The Product Manager is already sufficient to tell me what’s going on on the market and which products customers want because he is already in close contact with the potential customers, he should be well informed about the industry in which we act. In my case that was parts and accessories for automotive industry. So I didn’t see the need for a Product Marketing Manager.
But during the years I learnt more what the meaning of a Product Marketing Manager is. Indeed for a new StartUp for example it’s ok to let the Product Manager to take care of marketing stuff too, but in the best tech product companies, product marketing plays an essential role in discovery, delivery, and, ultimately, go-to-market, which is why they are important members of the product team, therefore you need a Product Marketing Manager anyway. It is equally essential for Product Managers to understand this.That being said I will continue this post aiming it to Product Managers.
As you’ll soon see, coming up with winning products is never easy. We need a product that our customers love, yet also works for our business. However, a very large component of what is meant by works for our business is that there is a real market there (large enough to sustain a business), we can successfully differentiate from the many competitors out there, we can cost-effectively acquire and engage new customers, and we have the go-to-market channels and capabilities required to get our product into the hands of our customers. Product marketing is our critical partner in this.
Modern product marketing managers represent the market to the product team-the positioning, the messaging, and a winning go-to-market plan. They are deeply engaged with the sales channel and know their capabilities, limitations, and current competitive issues.
The nature of product marketing is a bit different, depending on the type of business you have and how your product gets to market.

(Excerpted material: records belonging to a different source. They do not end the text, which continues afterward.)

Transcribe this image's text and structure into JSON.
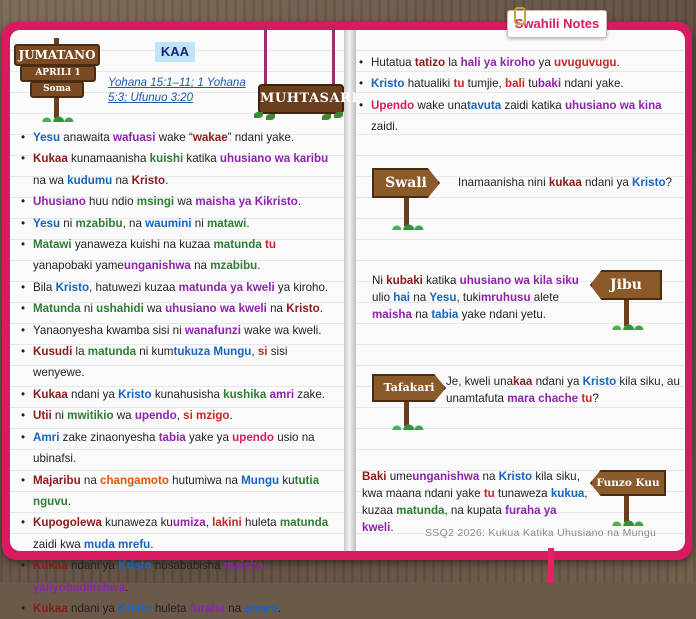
{
  "tag": {
    "label": "Swahili Notes"
  },
  "header": {
    "day": "JUMATANO",
    "date": "APRILI 1",
    "soma": "Soma",
    "badge": "KAA",
    "references": "Yohana 15:1–11; 1 Yohana 5:3; Ufunuo 3:20",
    "banner": "MUHTASARI"
  },
  "left_bullets": [
    [
      [
        "Yesu",
        "blue"
      ],
      [
        " anawaita "
      ],
      [
        "wafuasi",
        "purple"
      ],
      [
        " wake “"
      ],
      [
        "wakae",
        "maroon"
      ],
      [
        "” ndani yake."
      ]
    ],
    [
      [
        "Kukaa",
        "maroon"
      ],
      [
        " kunamaanisha "
      ],
      [
        "kuishi",
        "green"
      ],
      [
        " katika "
      ],
      [
        "uhusiano wa karibu",
        "purple"
      ],
      [
        " na wa "
      ],
      [
        "kudumu",
        "blue"
      ],
      [
        " na "
      ],
      [
        "Kristo",
        "maroon"
      ],
      [
        "."
      ]
    ],
    [
      [
        "Uhusiano",
        "purple"
      ],
      [
        " huu ndio "
      ],
      [
        "msingi",
        "green"
      ],
      [
        " wa "
      ],
      [
        "maisha ya Kikristo",
        "purple"
      ],
      [
        "."
      ]
    ],
    [
      [
        "Yesu",
        "blue"
      ],
      [
        " ni "
      ],
      [
        "mzabibu",
        "green"
      ],
      [
        ", na "
      ],
      [
        "waumini",
        "blue"
      ],
      [
        " ni "
      ],
      [
        "matawi",
        "green"
      ],
      [
        "."
      ]
    ],
    [
      [
        "Matawi",
        "green"
      ],
      [
        " yanaweza kuishi na kuzaa "
      ],
      [
        "matunda",
        "green"
      ],
      [
        " "
      ],
      [
        "tu",
        "red"
      ],
      [
        " yanapobaki yame"
      ],
      [
        "unganishwa",
        "purple"
      ],
      [
        " na "
      ],
      [
        "mzabibu",
        "green"
      ],
      [
        "."
      ]
    ],
    [
      [
        "Bila "
      ],
      [
        "Kristo",
        "blue"
      ],
      [
        ", hatuwezi kuzaa "
      ],
      [
        "matunda ya kweli",
        "purple"
      ],
      [
        " ya kiroho."
      ]
    ],
    [
      [
        "Matunda",
        "green"
      ],
      [
        " ni "
      ],
      [
        "ushahidi",
        "green"
      ],
      [
        " wa "
      ],
      [
        "uhusiano wa kweli",
        "purple"
      ],
      [
        " na "
      ],
      [
        "Kristo",
        "maroon"
      ],
      [
        "."
      ]
    ],
    [
      [
        "Yanaonyesha kwamba sisi ni "
      ],
      [
        "wanafunzi",
        "purple"
      ],
      [
        " wake wa kweli."
      ]
    ],
    [
      [
        "Kusudi",
        "maroon"
      ],
      [
        " la "
      ],
      [
        "matunda",
        "green"
      ],
      [
        " ni kum"
      ],
      [
        "tukuza",
        "blue"
      ],
      [
        " "
      ],
      [
        "Mungu",
        "blue"
      ],
      [
        ", "
      ],
      [
        "si",
        "red"
      ],
      [
        " sisi wenyewe."
      ]
    ],
    [
      [
        "Kukaa",
        "maroon"
      ],
      [
        " ndani ya "
      ],
      [
        "Kristo",
        "blue"
      ],
      [
        " kunahusisha "
      ],
      [
        "kushika",
        "green"
      ],
      [
        " "
      ],
      [
        "amri",
        "purple"
      ],
      [
        " zake."
      ]
    ],
    [
      [
        "Utii",
        "maroon"
      ],
      [
        " ni "
      ],
      [
        "mwitikio",
        "green"
      ],
      [
        " wa "
      ],
      [
        "upendo",
        "purple"
      ],
      [
        ", "
      ],
      [
        "si mzigo",
        "red"
      ],
      [
        "."
      ]
    ],
    [
      [
        "Amri",
        "blue"
      ],
      [
        " zake zinaonyesha "
      ],
      [
        "tabia",
        "purple"
      ],
      [
        " yake ya "
      ],
      [
        "upendo",
        "magenta"
      ],
      [
        " usio na ubinafsi."
      ]
    ],
    [
      [
        "Majaribu",
        "maroon"
      ],
      [
        " na "
      ],
      [
        "changamoto",
        "orange"
      ],
      [
        " hutumiwa na "
      ],
      [
        "Mungu",
        "blue"
      ],
      [
        " ku"
      ],
      [
        "tutia nguvu",
        "green"
      ],
      [
        "."
      ]
    ],
    [
      [
        "Kupogolewa",
        "maroon"
      ],
      [
        " kunaweza ku"
      ],
      [
        "umiza",
        "purple"
      ],
      [
        ", "
      ],
      [
        "lakini",
        "red"
      ],
      [
        " huleta "
      ],
      [
        "matunda",
        "green"
      ],
      [
        " zaidi kwa "
      ],
      [
        "muda mrefu",
        "blue"
      ],
      [
        "."
      ]
    ],
    [
      [
        "Kukaa",
        "maroon"
      ],
      [
        " ndani ya "
      ],
      [
        "Kristo",
        "blue"
      ],
      [
        " husababisha "
      ],
      [
        "maisha yaliyobadilishwa",
        "purple"
      ],
      [
        "."
      ]
    ],
    [
      [
        "Kukaa",
        "maroon"
      ],
      [
        " ndani ya "
      ],
      [
        "Kristo",
        "blue"
      ],
      [
        " huleta "
      ],
      [
        "furaha",
        "purple"
      ],
      [
        " na "
      ],
      [
        "amani",
        "blue"
      ],
      [
        "."
      ]
    ]
  ],
  "right_bullets": [
    [
      [
        "Hutatua "
      ],
      [
        "tatizo",
        "maroon"
      ],
      [
        " la "
      ],
      [
        "hali ya kiroho",
        "purple"
      ],
      [
        " ya "
      ],
      [
        "uvuguvugu",
        "red"
      ],
      [
        "."
      ]
    ],
    [
      [
        "Kristo",
        "blue"
      ],
      [
        " hatualiki "
      ],
      [
        "tu",
        "red"
      ],
      [
        " tumjie, "
      ],
      [
        "bali",
        "red"
      ],
      [
        " tu"
      ],
      [
        "baki",
        "purple"
      ],
      [
        " ndani yake."
      ]
    ],
    [
      [
        "Upendo",
        "magenta"
      ],
      [
        " wake una"
      ],
      [
        "tavuta",
        "blue"
      ],
      [
        " zaidi katika "
      ],
      [
        "uhusiano wa kina",
        "purple"
      ],
      [
        " zaidi."
      ]
    ]
  ],
  "signs": {
    "swali": "Swali",
    "jibu": "Jibu",
    "tafakari": "Tafakari",
    "funzo": "Funzo Kuu"
  },
  "swali_text": [
    [
      "Inamaanisha nini "
    ],
    [
      "kukaa",
      "maroon"
    ],
    [
      " ndani ya "
    ],
    [
      "Kristo",
      "blue"
    ],
    [
      "?"
    ]
  ],
  "jibu_text": [
    [
      "Ni "
    ],
    [
      "kubaki",
      "maroon"
    ],
    [
      " katika "
    ],
    [
      "uhusiano wa kila siku",
      "purple"
    ],
    [
      " ulio "
    ],
    [
      "hai",
      "blue"
    ],
    [
      " na "
    ],
    [
      "Yesu",
      "blue"
    ],
    [
      ", tuki"
    ],
    [
      "mruhusu",
      "purple"
    ],
    [
      " alete "
    ],
    [
      "maisha",
      "purple"
    ],
    [
      " na "
    ],
    [
      "tabia",
      "blue"
    ],
    [
      " yake ndani yetu."
    ]
  ],
  "tafakari_text": [
    [
      "Je, kweli una"
    ],
    [
      "kaa",
      "maroon"
    ],
    [
      " ndani ya "
    ],
    [
      "Kristo",
      "blue"
    ],
    [
      " kila siku, au unamtafuta "
    ],
    [
      "mara chache",
      "purple"
    ],
    [
      " "
    ],
    [
      "tu",
      "red"
    ],
    [
      "?"
    ]
  ],
  "funzo_text": [
    [
      "Baki",
      "maroon"
    ],
    [
      " ume"
    ],
    [
      "unganishwa",
      "purple"
    ],
    [
      " na "
    ],
    [
      "Kristo",
      "blue"
    ],
    [
      " kila siku, kwa maana ndani yake "
    ],
    [
      "tu",
      "red"
    ],
    [
      " tunaweza "
    ],
    [
      "kukua",
      "blue"
    ],
    [
      ", kuzaa "
    ],
    [
      "matunda",
      "green"
    ],
    [
      ", na kupata "
    ],
    [
      "furaha ya kweli",
      "purple"
    ],
    [
      "."
    ]
  ],
  "footer": "SSQ2 2026: Kukua Katika Uhusiano na Mungu"
}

When you make products for businesses that are sold through either a direct sales force or a channel sales organization, it is a very significant and critical job to declare the positioning – by that we mean the market position the product must occupy, in addition to the messaging – digital content assets, sales tools, and training that enable sales to effectively sell.
If your company has a sales organization, and you don’t have a product marketing partner, then this responsibility likely falls on you as product manager. This can easily become a full-time job. And given the cost of the sales organization, it’s really not an option to ignore them. But, of course, if you’re spending your day helping the sales organization, who is figuring out the product for these people to sell?
If your company sells directly to consumers, it becomes easy for the marketing teams to focus on clicks and brand at the expense of ensuring all the product work adds up to a successfully differentiated market position. This is important to the long-term prospects of any company but also brings more meaning into all the work the product team does. It is very much in your best interest to make sure you have a Product Marketing Manager to work with, and it’s absolutely worth your time to make sure you understand the market – and your product marketing colleague understands the product – well enough for each of you to be successful. There are many important interactions throughout discovery and delivery, so it’s worth making a special effort to develop and maintain a strong working relationship with your product marketing colleague. For example, ensuring the product team is getting good signal from a broad enough representation of the market. It also becomes important in the messaging and deciding on the go-to-market plan based on these early product signals.
Note here that I am talking about the modern definition of the product marketing role. I am not describing the old model wherein product marketing was responsible for defining the product, and product management was primarily responsible for working with engineering to deliver that product. Having a strong product marketing partner does not diminish in any sense the product manager’s responsibility for delivering a successful product. The best product marketing manager and product manager relationships understand their respective roles but realize they are essential to each other’s success.